There could be many reasons why your cat is not taking water. It could be caused by either a behavioral pattern or an underlying illness or maybe just negligence from your end as a cat owner. This also answers why your cat is dehydrated.
The cat is, above all things, a dramatist! And might not just drink water because you placed it alongside its food or in the wrong bowl; they could be that picky.
Never feed your cat anything that doesn’t match the carpet. It’s your duty as a pet owner to understand how your cat likes to be fed, what bowl is its favorite, and in what color.
Observing all this will go a long way to reducing your cat’s refusal to take water. If you have more than one cat, make sure to separate their drinking bowls to avoid fighting and water bowl snatching.
Helping your cat stay hydrated requires you to put some effort into making water available always. Referring to Table 1 above, you can estimate the quantity of water needed by a cat daily.
If the right quantity of water is not provided, your car might suffer from dehydration. Helping your cat drink water adequately starts with you making provision for it.
Cats with teeth problems or mouth injuries will experience difficulty eating or drinking because of pain.
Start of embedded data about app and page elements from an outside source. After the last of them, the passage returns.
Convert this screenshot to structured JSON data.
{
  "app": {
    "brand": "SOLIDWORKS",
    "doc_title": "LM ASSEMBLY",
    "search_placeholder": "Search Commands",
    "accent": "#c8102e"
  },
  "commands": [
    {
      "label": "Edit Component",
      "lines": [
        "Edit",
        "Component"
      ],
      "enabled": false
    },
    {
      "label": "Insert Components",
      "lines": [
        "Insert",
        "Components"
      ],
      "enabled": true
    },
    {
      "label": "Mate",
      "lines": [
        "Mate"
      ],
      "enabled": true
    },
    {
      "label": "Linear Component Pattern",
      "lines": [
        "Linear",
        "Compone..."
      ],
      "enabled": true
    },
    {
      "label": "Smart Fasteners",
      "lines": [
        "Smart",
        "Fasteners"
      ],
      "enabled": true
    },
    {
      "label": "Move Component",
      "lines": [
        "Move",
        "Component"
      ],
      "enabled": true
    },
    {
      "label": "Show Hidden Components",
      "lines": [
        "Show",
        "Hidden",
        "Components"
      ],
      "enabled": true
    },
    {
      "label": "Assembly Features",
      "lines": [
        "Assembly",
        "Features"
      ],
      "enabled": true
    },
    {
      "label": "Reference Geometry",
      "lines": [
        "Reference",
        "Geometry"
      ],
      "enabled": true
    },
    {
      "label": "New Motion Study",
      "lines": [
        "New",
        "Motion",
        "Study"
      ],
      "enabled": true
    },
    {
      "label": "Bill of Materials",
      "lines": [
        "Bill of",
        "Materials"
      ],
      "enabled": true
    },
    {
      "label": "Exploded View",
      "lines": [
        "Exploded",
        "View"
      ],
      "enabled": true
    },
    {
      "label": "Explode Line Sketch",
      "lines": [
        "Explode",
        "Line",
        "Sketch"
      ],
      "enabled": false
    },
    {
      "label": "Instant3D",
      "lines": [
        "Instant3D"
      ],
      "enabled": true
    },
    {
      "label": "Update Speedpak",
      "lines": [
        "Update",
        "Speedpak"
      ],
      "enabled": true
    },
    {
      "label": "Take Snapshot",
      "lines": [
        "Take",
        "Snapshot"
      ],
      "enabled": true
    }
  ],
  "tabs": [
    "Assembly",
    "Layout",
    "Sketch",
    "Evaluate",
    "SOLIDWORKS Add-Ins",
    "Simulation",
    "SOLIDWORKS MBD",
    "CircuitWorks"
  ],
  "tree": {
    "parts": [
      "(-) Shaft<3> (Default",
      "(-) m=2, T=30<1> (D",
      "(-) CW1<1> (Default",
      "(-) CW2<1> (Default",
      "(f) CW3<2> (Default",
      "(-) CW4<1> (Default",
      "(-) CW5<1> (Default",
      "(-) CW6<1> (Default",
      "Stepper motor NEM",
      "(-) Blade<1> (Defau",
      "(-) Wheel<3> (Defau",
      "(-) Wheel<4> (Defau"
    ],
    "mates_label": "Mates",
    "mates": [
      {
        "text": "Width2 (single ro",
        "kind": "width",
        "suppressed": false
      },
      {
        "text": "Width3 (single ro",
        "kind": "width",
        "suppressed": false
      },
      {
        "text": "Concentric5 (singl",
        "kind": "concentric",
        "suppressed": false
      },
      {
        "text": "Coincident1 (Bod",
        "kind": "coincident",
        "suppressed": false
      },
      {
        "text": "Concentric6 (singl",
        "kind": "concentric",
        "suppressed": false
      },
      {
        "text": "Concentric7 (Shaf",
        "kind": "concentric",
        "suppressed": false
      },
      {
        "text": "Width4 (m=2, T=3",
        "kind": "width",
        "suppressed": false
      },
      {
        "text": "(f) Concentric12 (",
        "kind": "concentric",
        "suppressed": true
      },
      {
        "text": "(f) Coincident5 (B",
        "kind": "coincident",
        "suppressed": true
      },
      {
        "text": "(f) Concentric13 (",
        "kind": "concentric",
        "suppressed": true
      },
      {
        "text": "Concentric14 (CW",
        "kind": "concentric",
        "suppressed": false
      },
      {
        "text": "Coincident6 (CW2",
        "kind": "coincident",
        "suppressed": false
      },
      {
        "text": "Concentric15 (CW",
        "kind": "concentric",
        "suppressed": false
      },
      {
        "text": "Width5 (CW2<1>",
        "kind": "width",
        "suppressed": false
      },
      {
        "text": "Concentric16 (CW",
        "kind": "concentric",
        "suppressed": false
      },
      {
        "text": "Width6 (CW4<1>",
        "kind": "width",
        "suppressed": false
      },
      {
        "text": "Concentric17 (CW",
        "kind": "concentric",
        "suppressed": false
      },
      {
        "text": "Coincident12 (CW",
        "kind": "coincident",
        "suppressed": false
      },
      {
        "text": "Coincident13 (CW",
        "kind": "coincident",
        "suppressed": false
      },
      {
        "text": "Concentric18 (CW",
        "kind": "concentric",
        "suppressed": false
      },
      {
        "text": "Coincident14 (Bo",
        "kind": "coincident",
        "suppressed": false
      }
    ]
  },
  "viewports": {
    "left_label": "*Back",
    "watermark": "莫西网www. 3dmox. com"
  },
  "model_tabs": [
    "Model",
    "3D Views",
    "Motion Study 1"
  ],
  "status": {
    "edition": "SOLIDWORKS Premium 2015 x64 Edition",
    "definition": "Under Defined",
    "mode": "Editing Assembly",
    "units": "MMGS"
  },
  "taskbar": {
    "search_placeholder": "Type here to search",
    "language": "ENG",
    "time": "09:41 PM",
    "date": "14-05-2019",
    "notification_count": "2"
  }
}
You might need to take your cat to a Vet for a proper oral examination to unravel any oral problems that might be preventing your cat from taking water.
In some instances, your cat might still look dehydrated even after taking enough water, this is because of some underlying ailments that cause constant loss of fluid from the body.
Conditions such as diabetes, kidney or urinary disorder, and abnormally high body temperature can cause excessive loss of water in cats.
Some diuretics can also lead to increased urination and, subsequently, dehydration. Consult a Vet if you think your cat is unusually dehydrated even after providing water.
Is dehydration in cats risky?
It is risky to let your cat get dehydrated. Dehydration could lead to severe health conditions in cats, ranging from weakness to chronic kidney failure.
Understanding the role water plays in the body will give you insight into understanding the risk involved in dehydration. Water is the most neglected nutrient in the cat’s diet, but the most vital as all functions of the body depend on it.
When cats are dehydrated, they become susceptible to conditions such as kidney failure, kidney stones, Multiple organ dysfunction, neurological dysfunction, high blood pressure(due to thicker blood), GIT disturbances, and loss of weight. These conditions are not to be toiled with; do not allow your cat to get to this fatal stage of dehydration.
What should I do when my cat is dehydrated?
If you think your cat is dehydrated, the first call to action is to provide water in a bowl for your cat to drink, removing any extra heat source causing an excessive increase in temperature.
If your cat still refuses to take water directly for some reason, offer only wet food to indirectly supplement water loss. If you notice that the dehydration persists and your cat looks sick, consult a Vet for proper examinations. If your cat has severe dehydration, it might be put on a drip to supplement fluid loss.
How do I keep my cat dehydrated?
Preventing your cat from getting dehydrated starts with you. It involves making the needed quantity of water available to your cat daily and observing for any change of mood or behavior that might indicate dehydration, as discussed earlier.
If your efforts to keep your cat hydrated proved abortive, visiting a vet might be the lasting solution. If you apply all you have learned in this article, your feline friend is sure to have 9 healthy lives, leaving paw prints on our hearts.